**Instructions for the task**
Copy out, from the data below, each line in which the word "Inspection" occurs.

Collected data entries
#####
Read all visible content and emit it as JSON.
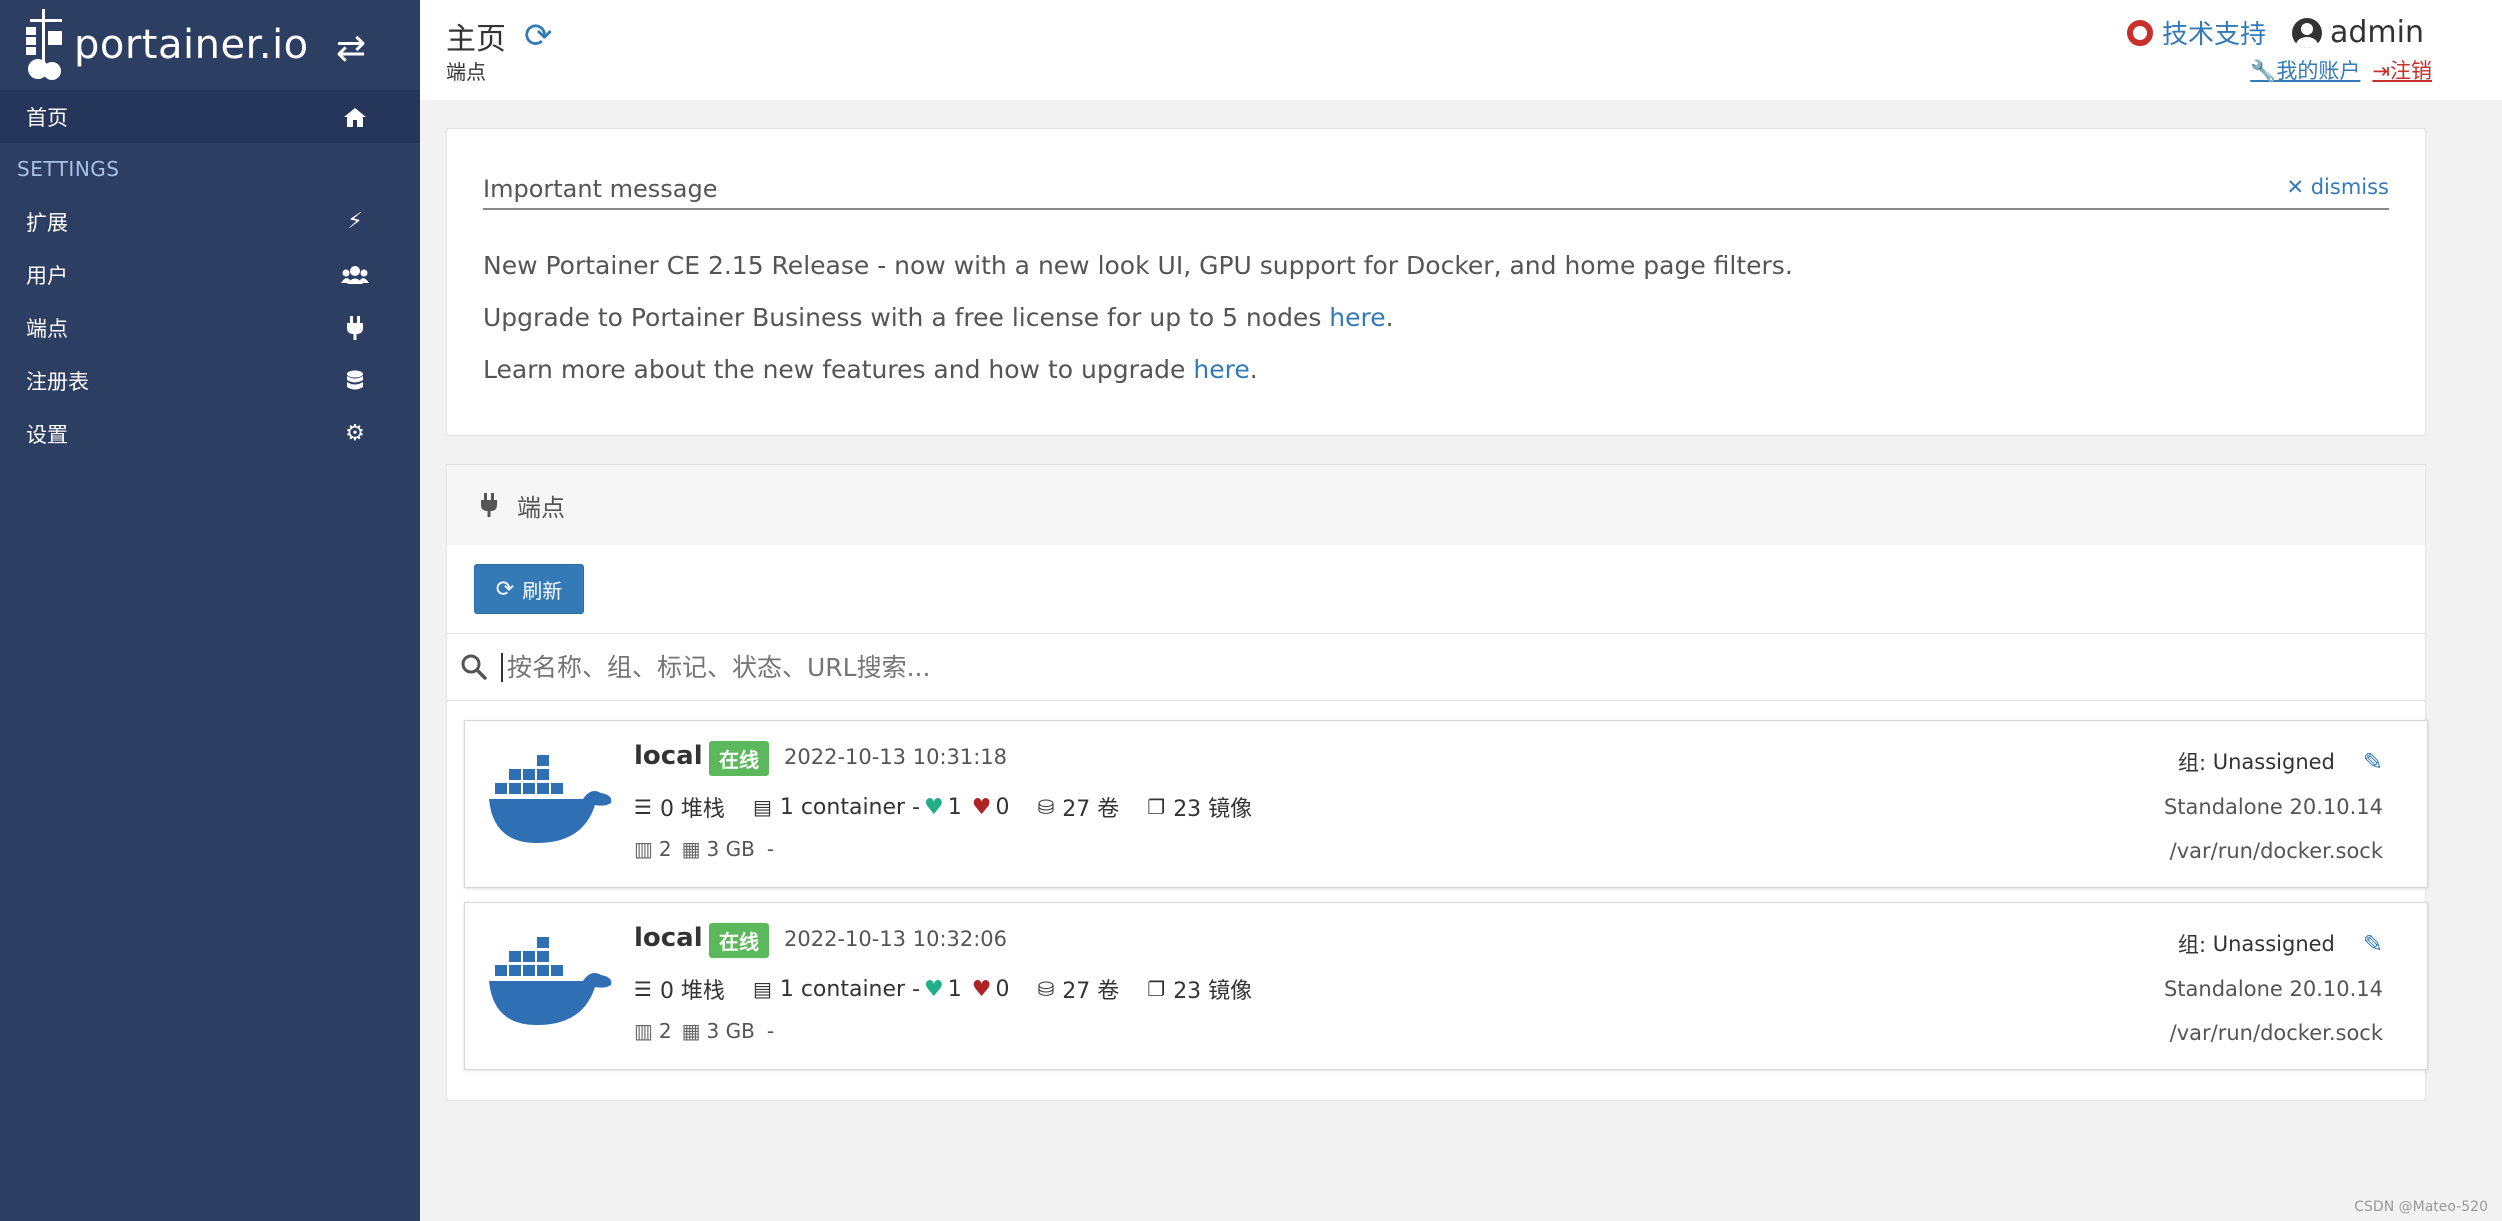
{
  "sidebar": {
    "brand": "portainer.io",
    "items": [
      {
        "label": "首页",
        "icon": "home-icon"
      },
      {
        "label": "扩展",
        "icon": "bolt-icon"
      },
      {
        "label": "用户",
        "icon": "users-icon"
      },
      {
        "label": "端点",
        "icon": "plug-icon"
      },
      {
        "label": "注册表",
        "icon": "database-icon"
      },
      {
        "label": "设置",
        "icon": "cogs-icon"
      }
    ],
    "section_label": "SETTINGS"
  },
  "header": {
    "title": "主页",
    "breadcrumb": "端点",
    "support_label": "技术支持",
    "username": "admin",
    "account_label": "我的账户",
    "logout_label": "注销"
  },
  "message": {
    "title": "Important message",
    "dismiss_label": "dismiss",
    "line1": "New Portainer CE 2.15 Release - now with a new look UI, GPU support for Docker, and home page filters.",
    "line2_text": "Upgrade to Portainer Business with a free license for up to 5 nodes ",
    "line2_link": "here",
    "line3_text": "Learn more about the new features and how to upgrade ",
    "line3_link": "here",
    "period": "."
  },
  "endpoints": {
    "panel_title": "端点",
    "refresh_label": "刷新",
    "search_placeholder": "按名称、组、标记、状态、URL搜索...",
    "items": [
      {
        "name": "local",
        "status": "在线",
        "timestamp": "2022-10-13 10:31:18",
        "stacks": "0 堆栈",
        "containers": "1 container -",
        "healthy": "1",
        "unhealthy": "0",
        "volumes": "27 卷",
        "images": "23 镜像",
        "cpu": "2",
        "memory": "3 GB",
        "dash": "-",
        "group_label": "组:",
        "group": "Unassigned",
        "type": "Standalone 20.10.14",
        "url": "/var/run/docker.sock"
      },
      {
        "name": "local",
        "status": "在线",
        "timestamp": "2022-10-13 10:32:06",
        "stacks": "0 堆栈",
        "containers": "1 container -",
        "healthy": "1",
        "unhealthy": "0",
        "volumes": "27 卷",
        "images": "23 镜像",
        "cpu": "2",
        "memory": "3 GB",
        "dash": "-",
        "group_label": "组:",
        "group": "Unassigned",
        "type": "Standalone 20.10.14",
        "url": "/var/run/docker.sock"
      }
    ]
  },
  "watermark": "CSDN @Mateo-520",
  "colors": {
    "sidebar_bg": "#2d3e63",
    "primary": "#337ab7",
    "online": "#5cb85c",
    "danger": "#c9302c"
  }
}
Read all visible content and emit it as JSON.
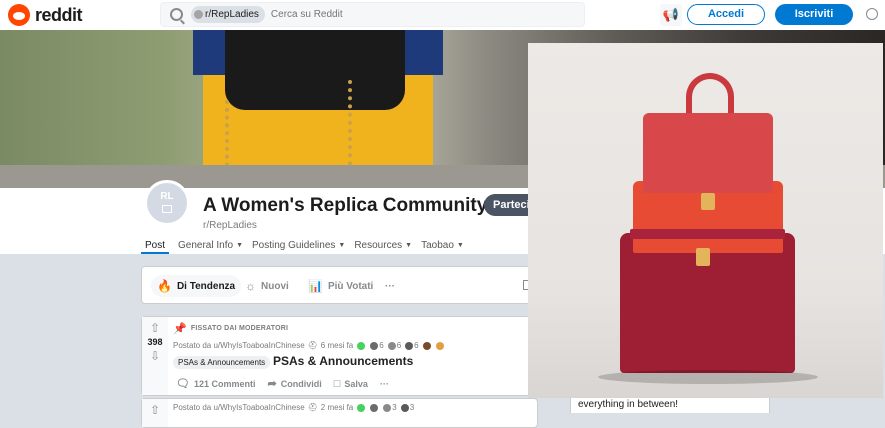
{
  "header": {
    "logo_text": "reddit",
    "search_chip": "r/RepLadies",
    "search_placeholder": "Cerca su Reddit",
    "login_label": "Accedi",
    "signup_label": "Iscriviti"
  },
  "community": {
    "avatar_initials": "RL",
    "title": "A Women's Replica Community",
    "subreddit": "r/RepLadies",
    "join_label": "Partecipa",
    "tabs": [
      {
        "label": "Post",
        "active": true
      },
      {
        "label": "General Info",
        "dropdown": true
      },
      {
        "label": "Posting Guidelines",
        "dropdown": true
      },
      {
        "label": "Resources",
        "dropdown": true
      },
      {
        "label": "Taobao",
        "dropdown": true
      }
    ]
  },
  "sort": {
    "items": [
      {
        "label": "Di Tendenza",
        "icon": "flame-icon",
        "active": true
      },
      {
        "label": "Nuovi",
        "icon": "sun-icon"
      },
      {
        "label": "Più Votati",
        "icon": "chart-icon"
      }
    ],
    "more": "···"
  },
  "posts": [
    {
      "score": "398",
      "pinned_label": "FISSATO DAI MODERATORI",
      "posted_by": "Postato da u/WhyIsToaboaInChinese",
      "time": "6 mesi fa",
      "awards": [
        "6",
        "6",
        "6"
      ],
      "flair": "PSAs & Announcements",
      "title": "PSAs & Announcements",
      "comments": "121 Commenti",
      "share": "Condividi",
      "save": "Salva",
      "more": "···"
    },
    {
      "posted_by": "Postato da u/WhyIsToaboaInChinese",
      "time": "2 mesi fa",
      "awards": [
        "3",
        "3"
      ]
    }
  ],
  "sidebar": {
    "snippet": "everything in between!"
  },
  "colors": {
    "accent": "#0079d3",
    "brand": "#ff4500",
    "pinned": "#46d160"
  }
}
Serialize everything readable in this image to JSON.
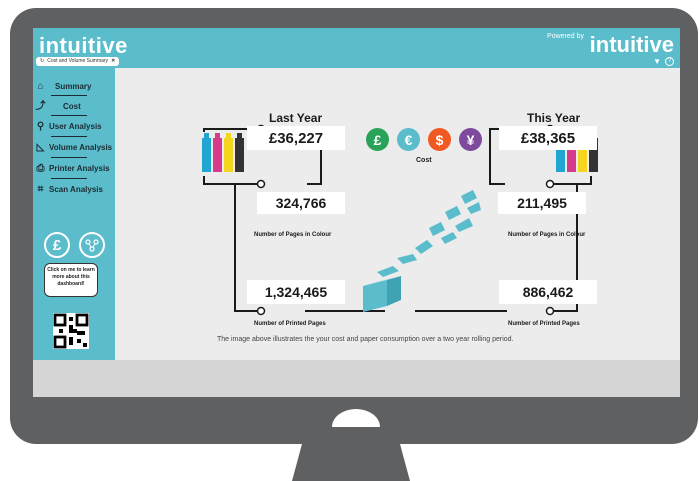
{
  "brand": {
    "logo_text": "intuitive",
    "powered_by": "Powered by",
    "powered_logo": "intuitive",
    "accent": "#5bbccb"
  },
  "header": {
    "tab_label": "Cost and Volume Summary",
    "filter_icon": "filter-icon",
    "help_icon": "help-icon"
  },
  "sidebar": {
    "items": [
      {
        "label": "Summary",
        "icon": "home-icon"
      },
      {
        "label": "Cost",
        "icon": "trend-icon"
      },
      {
        "label": "User Analysis",
        "icon": "user-search-icon"
      },
      {
        "label": "Volume Analysis",
        "icon": "volume-chart-icon"
      },
      {
        "label": "Printer Analysis",
        "icon": "printer-icon"
      },
      {
        "label": "Scan Analysis",
        "icon": "scan-icon"
      }
    ],
    "currency_symbol": "£",
    "bubble_text": "Click on me to learn more about this dashboard!"
  },
  "main": {
    "last_year": {
      "title": "Last Year",
      "cost": "£36,227",
      "colour_pages": "324,766",
      "printed_pages": "1,324,465"
    },
    "this_year": {
      "title": "This Year",
      "cost": "£38,365",
      "colour_pages": "211,495",
      "printed_pages": "886,462"
    },
    "currency_symbols": [
      {
        "symbol": "£",
        "color": "#2aa35a"
      },
      {
        "symbol": "€",
        "color": "#5bbccb"
      },
      {
        "symbol": "$",
        "color": "#f05a22"
      },
      {
        "symbol": "¥",
        "color": "#7e4a9c"
      }
    ],
    "cost_label": "Cost",
    "colour_caption": "Number of Pages in Colour",
    "printed_caption": "Number of Printed Pages",
    "footnote": "The image above illustrates the your cost and paper consumption over a two year rolling period."
  }
}
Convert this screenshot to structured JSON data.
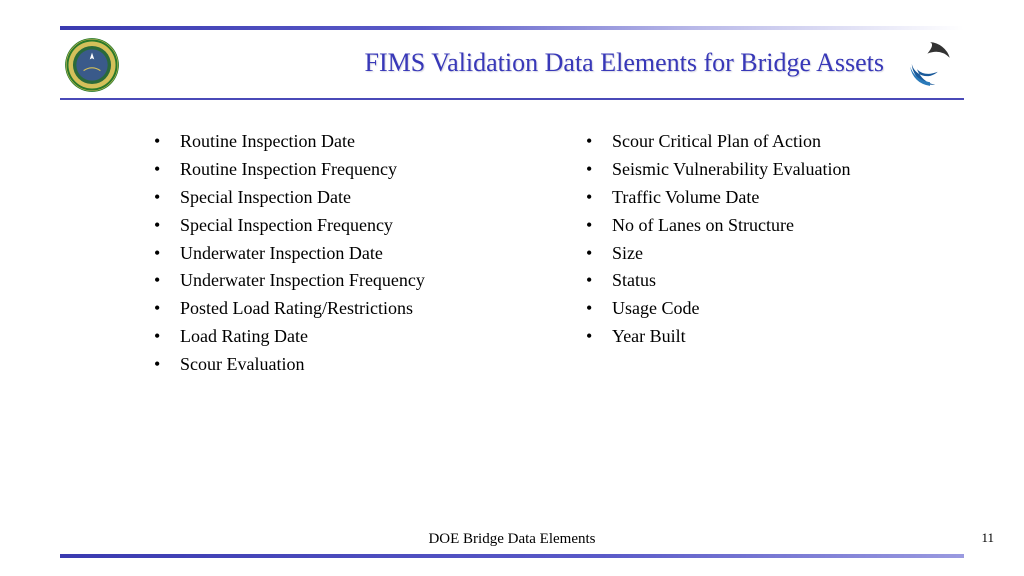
{
  "header": {
    "title": "FIMS Validation Data Elements for Bridge Assets"
  },
  "columns": {
    "left": [
      "Routine Inspection Date",
      "Routine Inspection Frequency",
      "Special Inspection Date",
      "Special Inspection Frequency",
      "Underwater Inspection Date",
      "Underwater Inspection Frequency",
      "Posted Load Rating/Restrictions",
      "Load Rating Date",
      "Scour Evaluation"
    ],
    "right": [
      "Scour Critical Plan of Action",
      "Seismic Vulnerability Evaluation",
      "Traffic Volume Date",
      "No of Lanes on Structure",
      "Size",
      "Status",
      "Usage Code",
      "Year Built"
    ]
  },
  "footer": {
    "label": "DOE Bridge Data Elements",
    "page": "11"
  }
}
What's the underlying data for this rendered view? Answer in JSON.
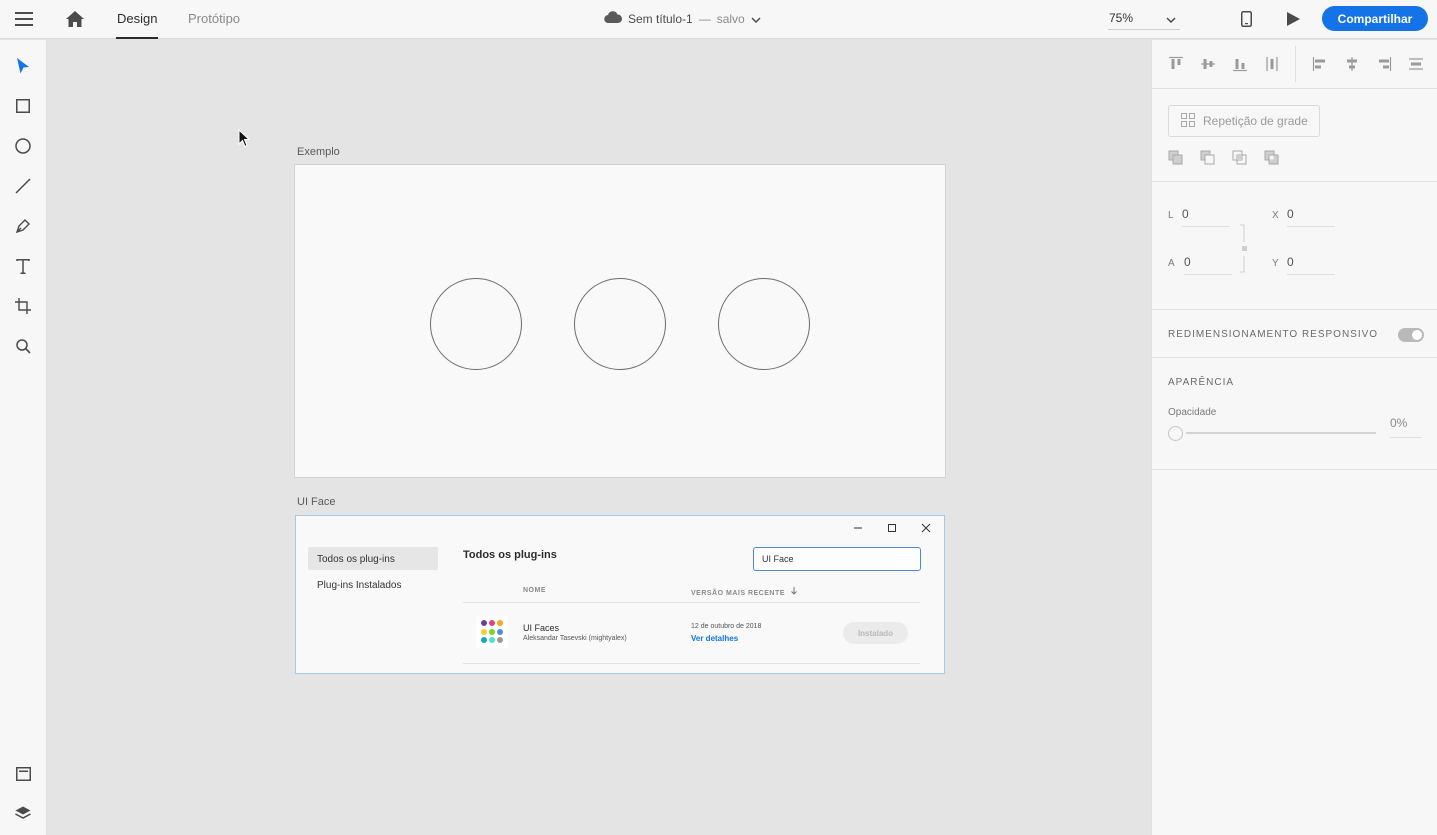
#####
**Answer to the problem**
      "Routine Inspection Date",
      "Routine Inspection Frequency",
      "Special Inspection Date",
      "Special Inspection Frequency",
      "Underwater Inspection Date",
      "Underwater Inspection Frequency",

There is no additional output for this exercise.